SOURCE INFORMATION ▸
Segment Open
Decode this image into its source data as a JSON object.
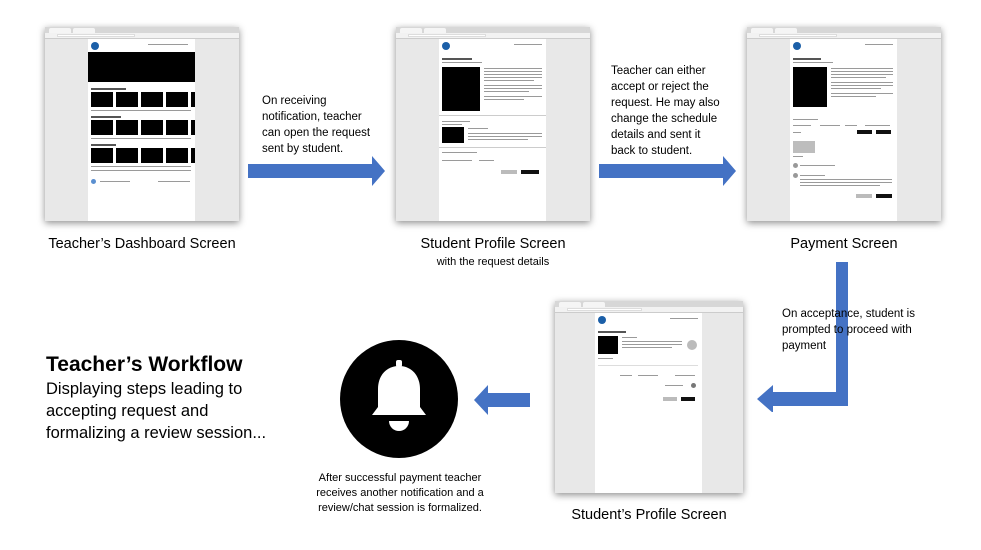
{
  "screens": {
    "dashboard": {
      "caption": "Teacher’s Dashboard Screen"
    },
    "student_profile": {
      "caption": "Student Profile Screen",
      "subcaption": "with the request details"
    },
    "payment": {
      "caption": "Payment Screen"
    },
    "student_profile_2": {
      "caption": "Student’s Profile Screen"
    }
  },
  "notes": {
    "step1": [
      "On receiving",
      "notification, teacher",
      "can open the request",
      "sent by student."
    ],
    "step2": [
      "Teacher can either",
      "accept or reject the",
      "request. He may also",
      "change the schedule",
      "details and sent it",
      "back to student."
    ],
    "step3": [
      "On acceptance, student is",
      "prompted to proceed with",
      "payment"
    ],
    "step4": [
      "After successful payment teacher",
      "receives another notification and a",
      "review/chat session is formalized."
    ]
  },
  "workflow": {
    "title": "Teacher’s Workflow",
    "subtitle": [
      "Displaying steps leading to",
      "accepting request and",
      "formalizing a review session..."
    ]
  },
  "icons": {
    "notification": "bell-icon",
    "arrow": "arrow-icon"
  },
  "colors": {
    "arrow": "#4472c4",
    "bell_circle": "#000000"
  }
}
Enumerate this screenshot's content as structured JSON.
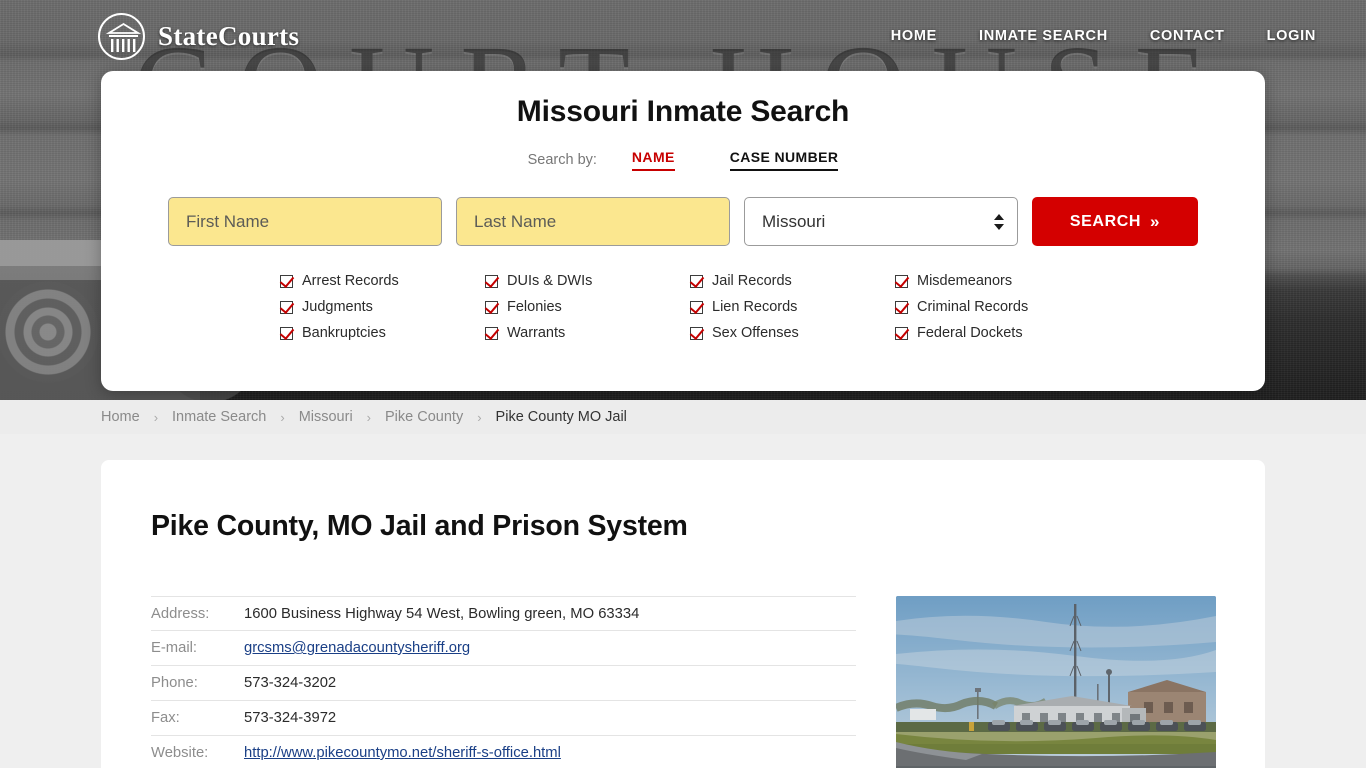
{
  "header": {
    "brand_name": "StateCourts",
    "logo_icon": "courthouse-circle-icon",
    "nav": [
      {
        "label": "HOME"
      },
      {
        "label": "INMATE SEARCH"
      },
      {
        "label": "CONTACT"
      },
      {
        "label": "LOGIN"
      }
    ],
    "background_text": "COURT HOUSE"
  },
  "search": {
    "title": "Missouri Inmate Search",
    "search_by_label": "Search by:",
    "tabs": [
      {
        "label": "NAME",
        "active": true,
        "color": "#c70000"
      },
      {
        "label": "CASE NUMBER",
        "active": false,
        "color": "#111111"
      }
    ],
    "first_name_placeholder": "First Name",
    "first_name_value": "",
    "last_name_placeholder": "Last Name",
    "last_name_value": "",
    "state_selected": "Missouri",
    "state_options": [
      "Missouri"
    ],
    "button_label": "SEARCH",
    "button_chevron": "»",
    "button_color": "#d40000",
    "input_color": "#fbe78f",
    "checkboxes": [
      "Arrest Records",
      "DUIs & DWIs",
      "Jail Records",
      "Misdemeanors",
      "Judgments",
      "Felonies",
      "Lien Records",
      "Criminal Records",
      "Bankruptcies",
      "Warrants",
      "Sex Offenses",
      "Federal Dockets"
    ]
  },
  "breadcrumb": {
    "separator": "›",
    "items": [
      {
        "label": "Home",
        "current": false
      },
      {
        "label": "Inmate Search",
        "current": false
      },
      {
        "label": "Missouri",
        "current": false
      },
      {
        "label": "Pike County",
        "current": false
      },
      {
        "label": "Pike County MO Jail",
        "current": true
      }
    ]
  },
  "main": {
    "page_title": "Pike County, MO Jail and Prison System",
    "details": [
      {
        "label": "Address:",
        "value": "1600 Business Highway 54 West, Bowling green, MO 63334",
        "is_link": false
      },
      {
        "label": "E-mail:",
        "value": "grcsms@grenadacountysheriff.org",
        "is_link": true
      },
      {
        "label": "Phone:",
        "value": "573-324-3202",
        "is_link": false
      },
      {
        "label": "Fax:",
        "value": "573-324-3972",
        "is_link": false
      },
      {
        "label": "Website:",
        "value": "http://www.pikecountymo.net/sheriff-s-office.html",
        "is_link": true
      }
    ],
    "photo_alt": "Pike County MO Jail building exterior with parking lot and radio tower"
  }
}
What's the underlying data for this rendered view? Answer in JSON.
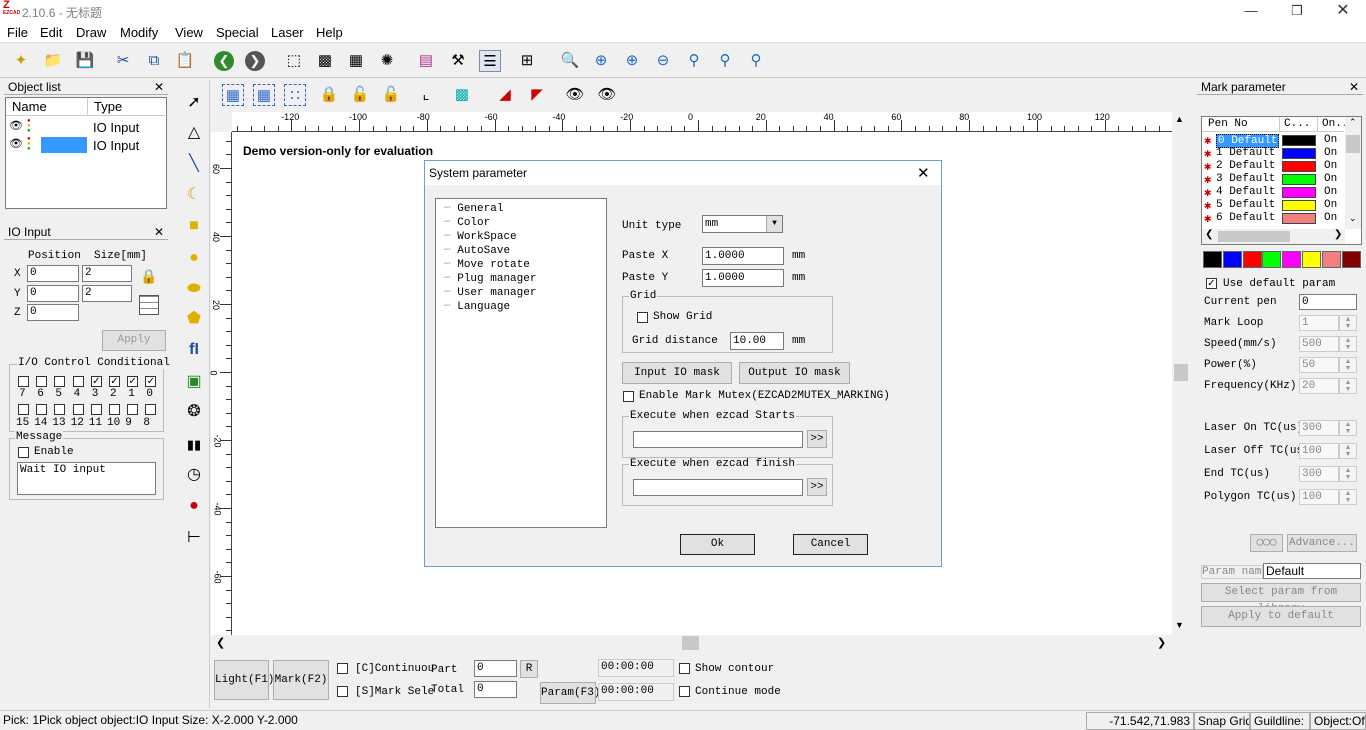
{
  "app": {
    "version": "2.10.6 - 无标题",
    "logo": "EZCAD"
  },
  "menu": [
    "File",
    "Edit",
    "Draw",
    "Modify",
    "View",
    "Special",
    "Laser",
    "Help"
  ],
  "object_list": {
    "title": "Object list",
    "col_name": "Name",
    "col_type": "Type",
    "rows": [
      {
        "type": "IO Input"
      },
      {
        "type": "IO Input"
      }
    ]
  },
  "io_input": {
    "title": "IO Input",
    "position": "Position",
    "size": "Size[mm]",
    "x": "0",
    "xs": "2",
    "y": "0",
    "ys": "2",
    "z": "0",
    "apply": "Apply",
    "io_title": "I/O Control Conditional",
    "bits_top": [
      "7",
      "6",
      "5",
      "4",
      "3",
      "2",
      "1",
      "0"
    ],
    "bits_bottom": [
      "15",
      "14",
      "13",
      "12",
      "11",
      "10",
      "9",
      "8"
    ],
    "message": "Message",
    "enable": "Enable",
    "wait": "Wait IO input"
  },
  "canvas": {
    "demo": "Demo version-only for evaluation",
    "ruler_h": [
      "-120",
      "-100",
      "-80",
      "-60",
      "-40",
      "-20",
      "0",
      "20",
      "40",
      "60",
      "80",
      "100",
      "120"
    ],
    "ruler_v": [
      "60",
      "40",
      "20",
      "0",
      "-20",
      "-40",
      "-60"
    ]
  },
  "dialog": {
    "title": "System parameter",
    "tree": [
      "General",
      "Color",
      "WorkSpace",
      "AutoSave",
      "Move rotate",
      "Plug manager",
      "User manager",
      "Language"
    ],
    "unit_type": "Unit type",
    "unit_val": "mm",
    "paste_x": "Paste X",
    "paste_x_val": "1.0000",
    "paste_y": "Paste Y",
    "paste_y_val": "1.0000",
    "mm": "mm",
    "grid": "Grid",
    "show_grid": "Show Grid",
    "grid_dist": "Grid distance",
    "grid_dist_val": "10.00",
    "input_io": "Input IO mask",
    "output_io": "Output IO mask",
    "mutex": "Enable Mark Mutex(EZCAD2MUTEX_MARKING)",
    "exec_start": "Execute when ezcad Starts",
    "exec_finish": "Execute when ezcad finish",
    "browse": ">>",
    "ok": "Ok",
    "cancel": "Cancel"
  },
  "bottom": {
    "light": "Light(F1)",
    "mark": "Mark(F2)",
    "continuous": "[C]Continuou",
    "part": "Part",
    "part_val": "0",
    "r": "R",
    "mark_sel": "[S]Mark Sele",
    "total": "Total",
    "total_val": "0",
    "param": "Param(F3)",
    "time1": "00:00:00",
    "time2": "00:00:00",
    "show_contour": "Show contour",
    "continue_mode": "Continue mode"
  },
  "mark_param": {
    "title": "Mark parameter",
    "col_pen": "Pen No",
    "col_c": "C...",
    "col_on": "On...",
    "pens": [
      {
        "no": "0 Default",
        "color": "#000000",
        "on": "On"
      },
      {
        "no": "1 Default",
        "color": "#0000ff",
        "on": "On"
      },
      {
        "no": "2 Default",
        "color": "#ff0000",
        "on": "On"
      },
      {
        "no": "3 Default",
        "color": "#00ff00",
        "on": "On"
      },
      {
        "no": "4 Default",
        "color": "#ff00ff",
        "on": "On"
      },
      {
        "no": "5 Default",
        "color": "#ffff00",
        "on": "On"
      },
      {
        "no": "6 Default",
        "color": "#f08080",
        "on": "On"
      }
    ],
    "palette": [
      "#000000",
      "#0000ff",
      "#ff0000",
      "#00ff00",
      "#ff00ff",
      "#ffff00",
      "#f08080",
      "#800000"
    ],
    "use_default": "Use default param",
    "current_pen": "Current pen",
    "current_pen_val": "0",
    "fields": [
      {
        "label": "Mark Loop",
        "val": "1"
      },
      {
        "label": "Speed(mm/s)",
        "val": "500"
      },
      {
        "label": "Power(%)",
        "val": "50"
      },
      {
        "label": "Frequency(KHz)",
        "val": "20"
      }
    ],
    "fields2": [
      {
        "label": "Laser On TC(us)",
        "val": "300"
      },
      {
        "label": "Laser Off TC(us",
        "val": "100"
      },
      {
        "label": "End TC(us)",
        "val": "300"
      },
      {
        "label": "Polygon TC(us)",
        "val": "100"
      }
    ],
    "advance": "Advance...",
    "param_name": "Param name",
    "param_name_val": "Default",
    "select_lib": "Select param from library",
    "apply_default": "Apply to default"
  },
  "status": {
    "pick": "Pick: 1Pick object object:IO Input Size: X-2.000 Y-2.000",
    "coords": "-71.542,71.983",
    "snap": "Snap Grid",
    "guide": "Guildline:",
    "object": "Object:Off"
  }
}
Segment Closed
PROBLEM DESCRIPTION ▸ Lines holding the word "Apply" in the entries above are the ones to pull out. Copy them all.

YOUR RESPONSE ▸
    "apply": "Apply",
    "apply_default": "Apply to default"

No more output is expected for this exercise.